For the second year in a row, end of course exams won’t necessarily count toward 15 percent of a students’ final grade.

Texas Education Commissioner Michael Williams announced today that school districts will be allowed to apply for a waiver to the rule for the 2012-13 school year.

“You know we have to recognize that we are only in the second of the accountability system and the first year of testing,” Williams said. “There probably is some wisdom in saying, ‘Pump your brakes.’”

Shannan Muskopf/Texas Tribune

Gov. Rick Perry is expressing his support for letting school districts themselves choose whether to implement a rule that requires new state assessments to count for 15 percent of high school students' final grades.

In a written statement Thursday — the first time the governor has publicly weighed in on the issue —  Perry praised legislation filed by state Sen. Dan Patrick, R-Houston, that would leave the decision up to local school districts. He also asked Texas Education Commissioner Michael Williams to defer the state's rollout of the rule until the next school year.

Rune Mathisen/Texas Tribune

A UT professor has released research that could be a big problem for state testing.

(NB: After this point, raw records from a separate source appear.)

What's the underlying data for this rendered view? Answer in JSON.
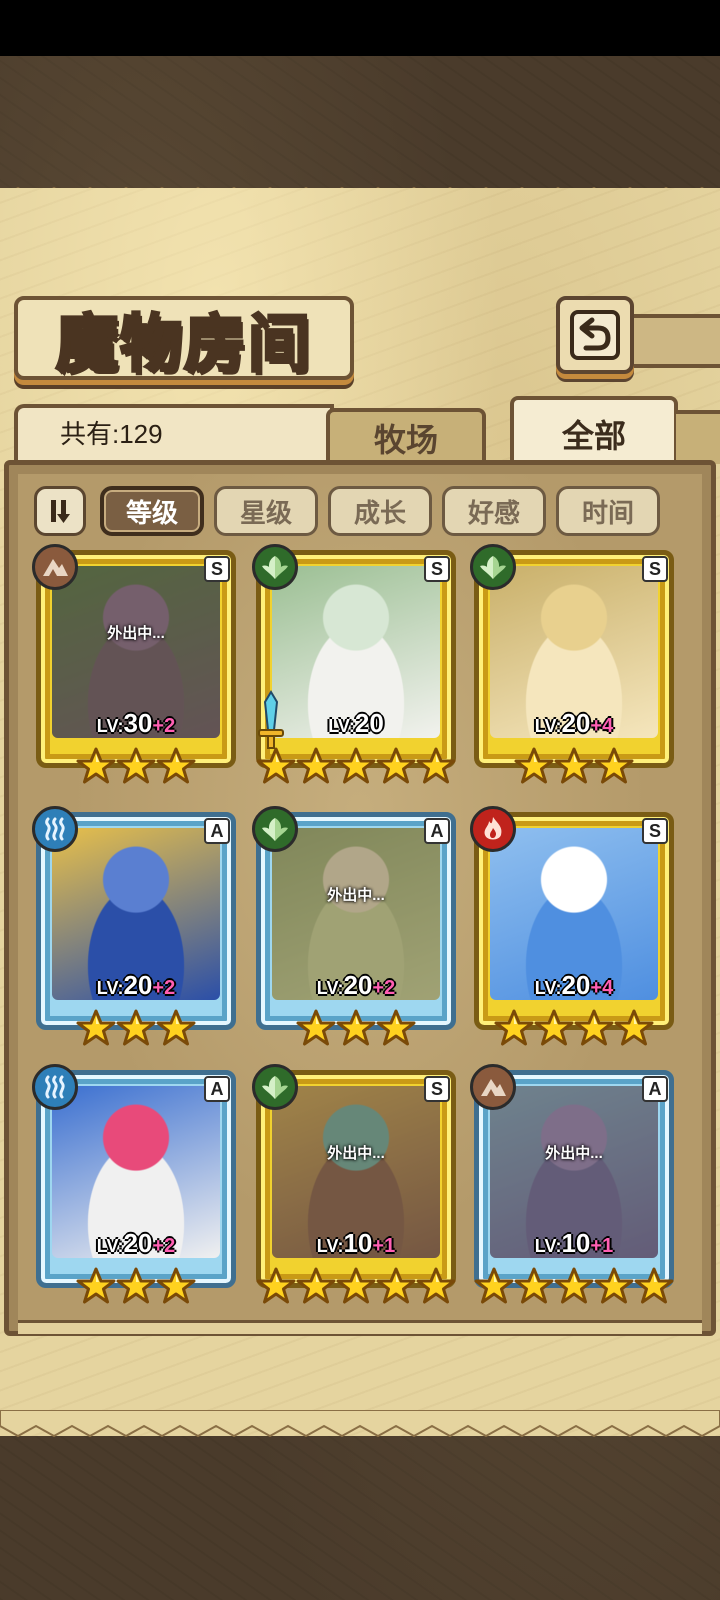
{
  "title": "魔物房间",
  "total_label": "共有:129",
  "tabs": [
    {
      "label": "牧场",
      "active": false
    },
    {
      "label": "全部",
      "active": true
    }
  ],
  "sort_options": [
    {
      "label": "等级",
      "active": true
    },
    {
      "label": "星级",
      "active": false
    },
    {
      "label": "成长",
      "active": false
    },
    {
      "label": "好感",
      "active": false
    },
    {
      "label": "时间",
      "active": false
    }
  ],
  "colors": {
    "gold_frame": "#f1d22f",
    "blue_frame": "#9ed7f0",
    "bonus_text": "#ff5fb3",
    "panel": "#e5d49f"
  },
  "monsters": [
    {
      "element": "earth",
      "element_icon": "earth-mountain-icon",
      "rank": "S",
      "frame": "gold",
      "away": true,
      "away_text": "外出中...",
      "level_prefix": "LV:",
      "level": "30",
      "bonus": "+2",
      "stars": 3,
      "palette": [
        "#5a4a62",
        "#7a5f8a",
        "#3e6b3a"
      ]
    },
    {
      "element": "grass",
      "element_icon": "leaf-icon",
      "rank": "S",
      "frame": "gold",
      "away": false,
      "away_text": "",
      "level_prefix": "LV:",
      "level": "20",
      "bonus": "",
      "stars": 5,
      "weapon": true,
      "weapon_icon": "sword-icon",
      "palette": [
        "#f2f2ee",
        "#d7e7d4",
        "#9bbf93"
      ]
    },
    {
      "element": "grass",
      "element_icon": "leaf-icon",
      "rank": "S",
      "frame": "gold",
      "away": false,
      "away_text": "",
      "level_prefix": "LV:",
      "level": "20",
      "bonus": "+4",
      "stars": 3,
      "palette": [
        "#f5e6bd",
        "#e8d08e",
        "#c9b06a"
      ]
    },
    {
      "element": "water",
      "element_icon": "water-waves-icon",
      "rank": "A",
      "frame": "blue",
      "away": false,
      "away_text": "",
      "level_prefix": "LV:",
      "level": "20",
      "bonus": "+2",
      "stars": 3,
      "palette": [
        "#2b4fa8",
        "#5a7fd1",
        "#e8c04a"
      ]
    },
    {
      "element": "grass",
      "element_icon": "leaf-icon",
      "rank": "A",
      "frame": "blue",
      "away": true,
      "away_text": "外出中...",
      "level_prefix": "LV:",
      "level": "20",
      "bonus": "+2",
      "stars": 3,
      "palette": [
        "#c9d99a",
        "#e8e0c0",
        "#8fa86a"
      ]
    },
    {
      "element": "fire",
      "element_icon": "flame-icon",
      "rank": "S",
      "frame": "gold",
      "away": false,
      "away_text": "",
      "level_prefix": "LV:",
      "level": "20",
      "bonus": "+4",
      "stars": 4,
      "palette": [
        "#4f8fe0",
        "#ffffff",
        "#8fbfef"
      ]
    },
    {
      "element": "water",
      "element_icon": "water-waves-icon",
      "rank": "A",
      "frame": "blue",
      "away": false,
      "away_text": "",
      "level_prefix": "LV:",
      "level": "20",
      "bonus": "+2",
      "stars": 3,
      "palette": [
        "#f0f0f0",
        "#e84a7a",
        "#3a6fd0"
      ]
    },
    {
      "element": "grass",
      "element_icon": "leaf-icon",
      "rank": "S",
      "frame": "gold",
      "away": true,
      "away_text": "外出中...",
      "level_prefix": "LV:",
      "level": "10",
      "bonus": "+1",
      "stars": 5,
      "palette": [
        "#7a5040",
        "#5fa8a0",
        "#c9a24a"
      ]
    },
    {
      "element": "earth",
      "element_icon": "earth-mountain-icon",
      "rank": "A",
      "frame": "blue",
      "away": true,
      "away_text": "外出中...",
      "level_prefix": "LV:",
      "level": "10",
      "bonus": "+1",
      "stars": 5,
      "palette": [
        "#5a5aa0",
        "#8a7ac0",
        "#6fa0c8"
      ]
    }
  ]
}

Walter Stroup is a UT professor in charge of a pilot math program for middle school students in Dallas. The Texas Tribune writes that Stroup and two other researchers have compiled studies on the TAKS standardized test, which they say demonstrates an error related to the statistical method used to assemble the tests – suggesting that the tests are essentially useless at measuring effective classroom instruction.

Education company Pearson has a $468 million contract to write the state’s standardized tests through 2015. It is also responsible for the controversial STAAR test.

STAAR Retesting Begins Today

Students across Texas who didn’t pass subjects of the STAAR exam will begin retaking the tests today.

Last year’s ninth-graders were the only students who had to pass the tests to graduate on time as seniors. Next year, the passing requirement will affect both ninth and tenth-graders. The STAAR test will continue to phase-in to each grade, eventually completely replacing the TAKS test.

Also starting next year, the STAAR exam will make up 15 percent of a high school student’s final grade in a subject.

KUT News

Lawmakers to Hear Testimony on STAAR Implementation

State lawmakers will get an update today on how the rollout of the State of Texas Assessments of Academic Readiness, known as STAAR, went this spring. The exam is the state’s latest school accountability test.

Figures released this month indicated that many Texas ninth graders performed poorly on the test. As the Texas Tribune previously reported, “This year, the scores on the exams don’t count toward high school students’ final grades or toward school districts’ accountability ratings. But a requirement that students retake a test if they do not achieve a minimum score remains in place.” So due to low scores, many students will retake exams this summer.

by KUT News; Photo courtesy Harris County Sheriff's Department; Photo courtesy AISD

STAAR Retesting Costing School Districts

Hundreds of Texas students will spend time in summer classes, preparing to retake their STAAR exams.

The STAAR exams replaced the TAKS tests this year. As students and districts adjust to the new tests, performance standards and requirements are being phased in. The results of this year’s scores did not affect students’ final grades, but students still have to retake tests on subjects they didn’t achieve a minimum score in.

Our reporting partner The Texas Tribune writes that the summer classes and retakes are leaving schools with hefty bills, as districts have to hire teachers to conduct these classes.

Pages